Indoor Space Utilization
SOM Research & development 2017
A Passive System for Quantifying Indoor Space Utilization, in the proceedings of the ACADIA conference Disciplines & Disruptions (ACADIA 2017).
I initiated a self-directed research project at SOM to create a prototype of a new sensing device to automatically and anonymously evaluate space utilization in the workplace. After writing custom tools for the architectural design process, I realized that none of them addressed the end-user experience. I viewed this as an opportunity to develop new tools to inform architects about the social implications of their designs. I developed a prototype to expose new aspects of the occupant experience through data capturing movement, room occupancy and temperature.
I was independently responsible for all aspects of the project including ideation, research, development of the electronic hardware, programming, and data analysis. I defined my design objectives as follows:

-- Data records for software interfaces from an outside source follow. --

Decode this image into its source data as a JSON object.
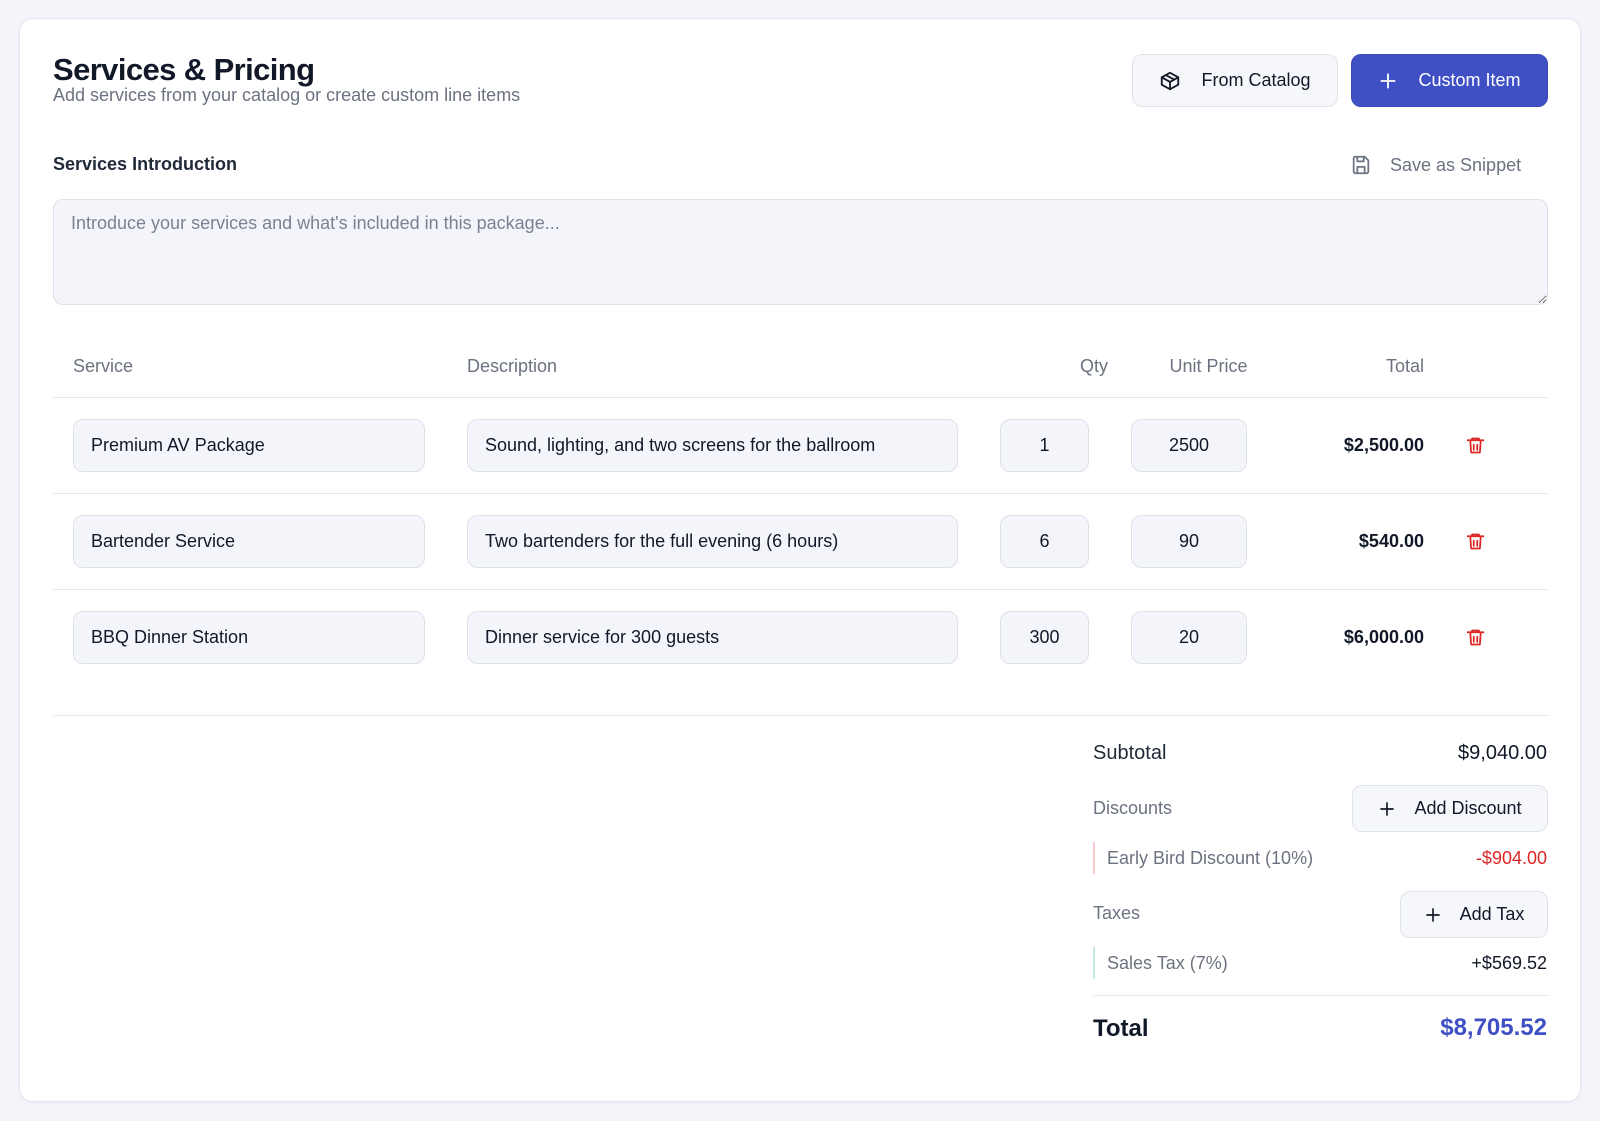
{
  "header": {
    "title": "Services & Pricing",
    "subtitle": "Add services from your catalog or create custom line items",
    "from_catalog_label": "From Catalog",
    "custom_item_label": "Custom Item"
  },
  "intro": {
    "label": "Services Introduction",
    "save_snippet_label": "Save as Snippet",
    "placeholder": "Introduce your services and what's included in this package...",
    "value": ""
  },
  "table": {
    "columns": [
      "Service",
      "Description",
      "Qty",
      "Unit Price",
      "Total"
    ],
    "rows": [
      {
        "service": "Premium AV Package",
        "description": "Sound, lighting, and two screens for the ballroom",
        "qty": "1",
        "unit_price": "2500",
        "total": "$2,500.00"
      },
      {
        "service": "Bartender Service",
        "description": "Two bartenders for the full evening (6 hours)",
        "qty": "6",
        "unit_price": "90",
        "total": "$540.00"
      },
      {
        "service": "BBQ Dinner Station",
        "description": "Dinner service for 300 guests",
        "qty": "300",
        "unit_price": "20",
        "total": "$6,000.00"
      }
    ]
  },
  "summary": {
    "subtotal_label": "Subtotal",
    "subtotal_value": "$9,040.00",
    "discounts_label": "Discounts",
    "add_discount_label": "Add Discount",
    "discount_item_label": "Early Bird Discount (10%)",
    "discount_item_value": "-$904.00",
    "taxes_label": "Taxes",
    "add_tax_label": "Add Tax",
    "tax_item_label": "Sales Tax (7%)",
    "tax_item_value": "+$569.52",
    "total_label": "Total",
    "total_value": "$8,705.52"
  },
  "icons": {
    "catalog": "package-icon",
    "custom": "plus-icon",
    "snippet": "save-icon",
    "delete": "trash-icon"
  },
  "colors": {
    "primary": "#3f4fc4",
    "danger": "#dc2626",
    "discount_accent": "#f8c9cf",
    "tax_accent": "#c7ecd9",
    "background": "#f4f5fa"
  }
}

Small Form Factor: The device must be small and lightweight for simple, unobtrusive installation in any space.
Scalability: The device (or devices) must be scalable to rooms of different shapes and sizes.

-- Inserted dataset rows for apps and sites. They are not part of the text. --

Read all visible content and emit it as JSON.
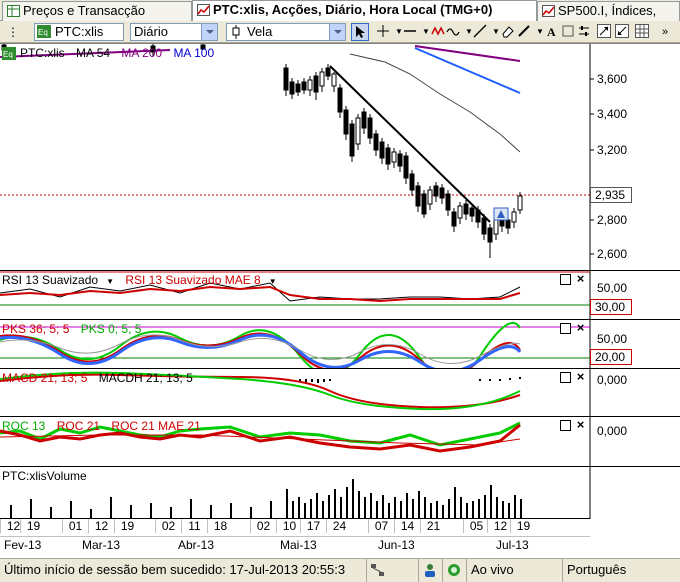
{
  "tabs": [
    {
      "label": "Preços e Transacção",
      "active": false
    },
    {
      "label": "PTC:xlis, Acções, Diário, Hora Local (TMG+0)",
      "active": true
    },
    {
      "label": "SP500.I, Índices,",
      "active": false
    }
  ],
  "toolbar": {
    "symbol": "PTC:xlis",
    "period": "Diário",
    "chart_type": "Vela"
  },
  "price_pane": {
    "legend": [
      "PTC:xlis",
      "MA 54",
      "MA 200",
      "MA 100"
    ],
    "legend_colors": [
      "#000000",
      "#000000",
      "#800080",
      "#0000cc"
    ],
    "axis_labels": [
      "3,600",
      "3,400",
      "3,200",
      "2,800",
      "2,600"
    ],
    "current_price": "2,935"
  },
  "rsi_pane": {
    "legend": [
      "RSI 13 Suavizado",
      "RSI 13 Suavizado MAE 8"
    ],
    "axis_labels": [
      "50,00",
      "30,00"
    ]
  },
  "pks_pane": {
    "legend": [
      "PKS 36; 5; 5",
      "PKS 0; 5; 5"
    ],
    "axis_labels": [
      "50,00",
      "20,00"
    ]
  },
  "macd_pane": {
    "legend": [
      "MACD 21; 13; 5",
      "MACDH 21; 13; 5"
    ],
    "axis_labels": [
      "0,000"
    ]
  },
  "roc_pane": {
    "legend": [
      "ROC 13",
      "ROC 21",
      "ROC 21 MAE 21"
    ],
    "axis_labels": [
      "0,000"
    ]
  },
  "volume_pane": {
    "legend": [
      "PTC:xlisVolume"
    ]
  },
  "x_axis": {
    "days": [
      "12",
      "19",
      "01",
      "12",
      "19",
      "02",
      "11",
      "18",
      "02",
      "10",
      "17",
      "24",
      "07",
      "14",
      "21",
      "05",
      "12",
      "19"
    ],
    "months": [
      "Fev-13",
      "Mar-13",
      "Abr-13",
      "Mai-13",
      "Jun-13",
      "Jul-13"
    ]
  },
  "status_bar": {
    "message": "Último início de sessão bem sucedido: 17-Jul-2013 20:55:3",
    "connection": "Ao vivo",
    "language": "Português"
  }
}
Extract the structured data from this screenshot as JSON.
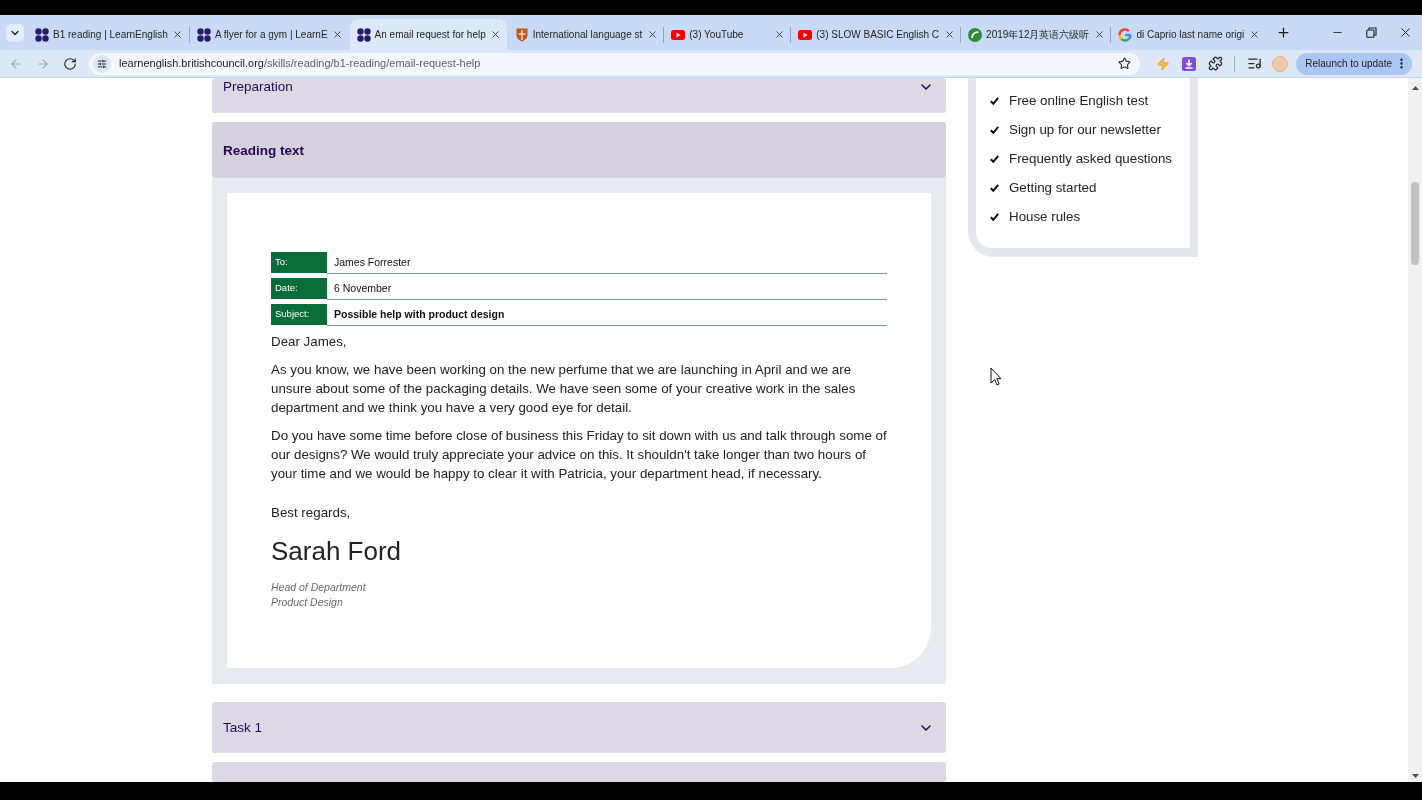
{
  "browser": {
    "tabs": [
      {
        "title": "B1 reading | LearnEnglish",
        "kind": "clover",
        "selected": false
      },
      {
        "title": "A flyer for a gym | LearnE",
        "kind": "clover",
        "selected": false
      },
      {
        "title": "An email request for help",
        "kind": "clover",
        "selected": true
      },
      {
        "title": "International language st",
        "kind": "shield",
        "selected": false
      },
      {
        "title": "(3) YouTube",
        "kind": "video",
        "selected": false
      },
      {
        "title": "(3) SLOW BASIC English C",
        "kind": "video",
        "selected": false
      },
      {
        "title": "2019年12月英语六级听",
        "kind": "round-logo",
        "selected": false
      },
      {
        "title": "di Caprio last name origi",
        "kind": "ring-logo",
        "selected": false
      }
    ],
    "nav_buttons": [
      {
        "kind": "back",
        "disabled": true
      },
      {
        "kind": "forward",
        "disabled": true
      },
      {
        "kind": "reload",
        "disabled": false
      }
    ],
    "address_bar": {
      "host": "learnenglish.britishcouncil.org",
      "path": "/skills/reading/b1-reading/email-request-help"
    },
    "update_button": "Relaunch to update"
  },
  "sections": [
    {
      "title": "Preparation",
      "expanded": false
    },
    {
      "title": "Reading text",
      "expanded": true,
      "email": {
        "fields": [
          {
            "label": "To:",
            "value": "James Forrester",
            "kind": "recipient"
          },
          {
            "label": "Date:",
            "value": "6 November",
            "kind": "date"
          },
          {
            "label": "Subject:",
            "value": "Possible help with product design",
            "kind": "subject"
          }
        ],
        "greeting": "Dear James,",
        "paragraphs": [
          "As you know, we have been working on the new perfume that we are launching in April and we are unsure about some of the packaging details. We have seen some of your creative work in the sales department and we think you have a very good eye for detail.",
          "Do you have some time before close of business this Friday to sit down with us and talk through some of our designs? We would truly appreciate your advice on this. It shouldn't take longer than two hours of your time and we would be happy to clear it with Patricia, your department head, if necessary."
        ],
        "closing": "Best regards,",
        "signature": "Sarah Ford",
        "signature_lines": [
          "Head of Department",
          "Product Design"
        ]
      }
    },
    {
      "title": "Task 1",
      "expanded": false
    },
    {
      "expanded": false
    }
  ],
  "sidebar_links": [
    "Free online English test",
    "Sign up for our newsletter",
    "Frequently asked questions",
    "Getting started",
    "House rules"
  ]
}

Communications: The device must be capable of wireless data transfer.
Power: The device must have low power consumption and a long battery life.

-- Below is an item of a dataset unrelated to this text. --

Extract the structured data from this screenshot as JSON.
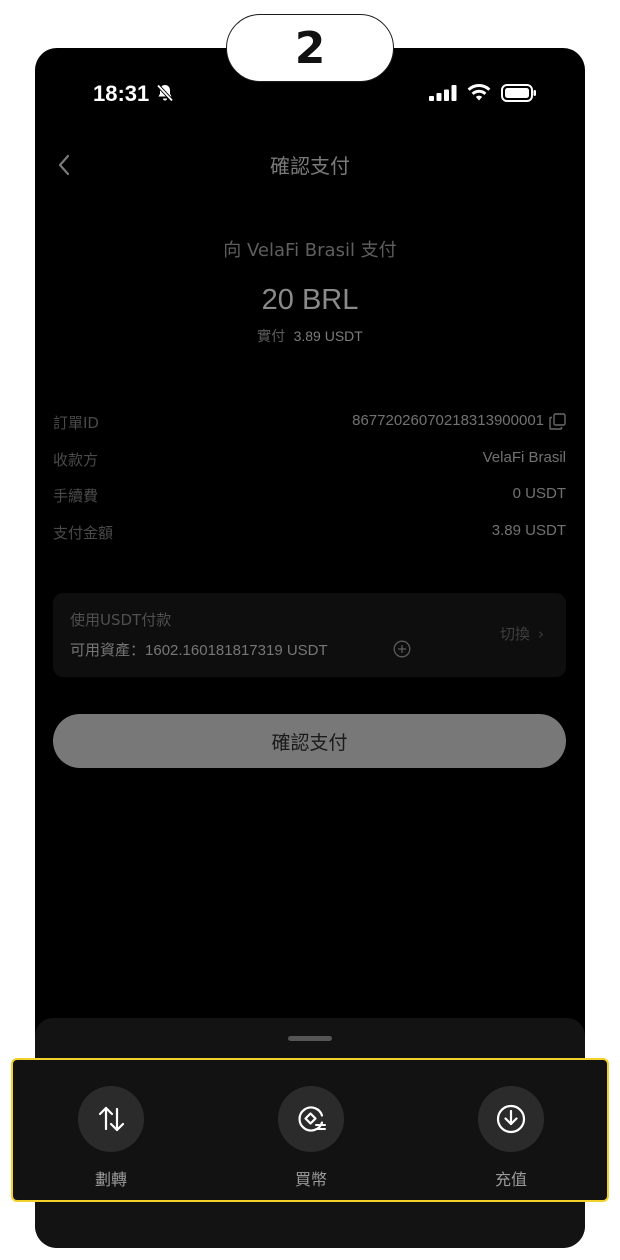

Occupant Anonymity: The device must maintain occupant anonymity. This is NOT a surveillance system.
I considered a variety of sensors that could differentiate between humans and their non-human surroundings without jeopardizing the human's identity. After considering infrared cameras, range finders and break sensors, I chose to use an infrared array sensor to collect extremely low resolution thermal images. Compared to the competitors, this sensor covered the largest area with the highest density of data points for the lowest price, all while abstracting humans to unidentifiable clusters of pixels. I designed a custom printed circuit board for the sensor and connected it with a WiFi-enabled microcontroller.
I wrote a blob detection algorithm in Python to filter the data and isolate the human figures within the viewing area. I tested my system on two scenarios: counting stationary people and tracking a single moving occupant. I used the processed data to generate simple diagrams of the results.
Although a very early prototype, this system successfully captured human occupancy and movement within indoor spaces. In the future, the device will need further refinement for battery consumption, high density room occupancy, and better localization accuracy. I envision that this device will be used as a tool for architects to receive feedback about how their designs influence social interaction, circulation, productivity, and user comfort for indoor environments.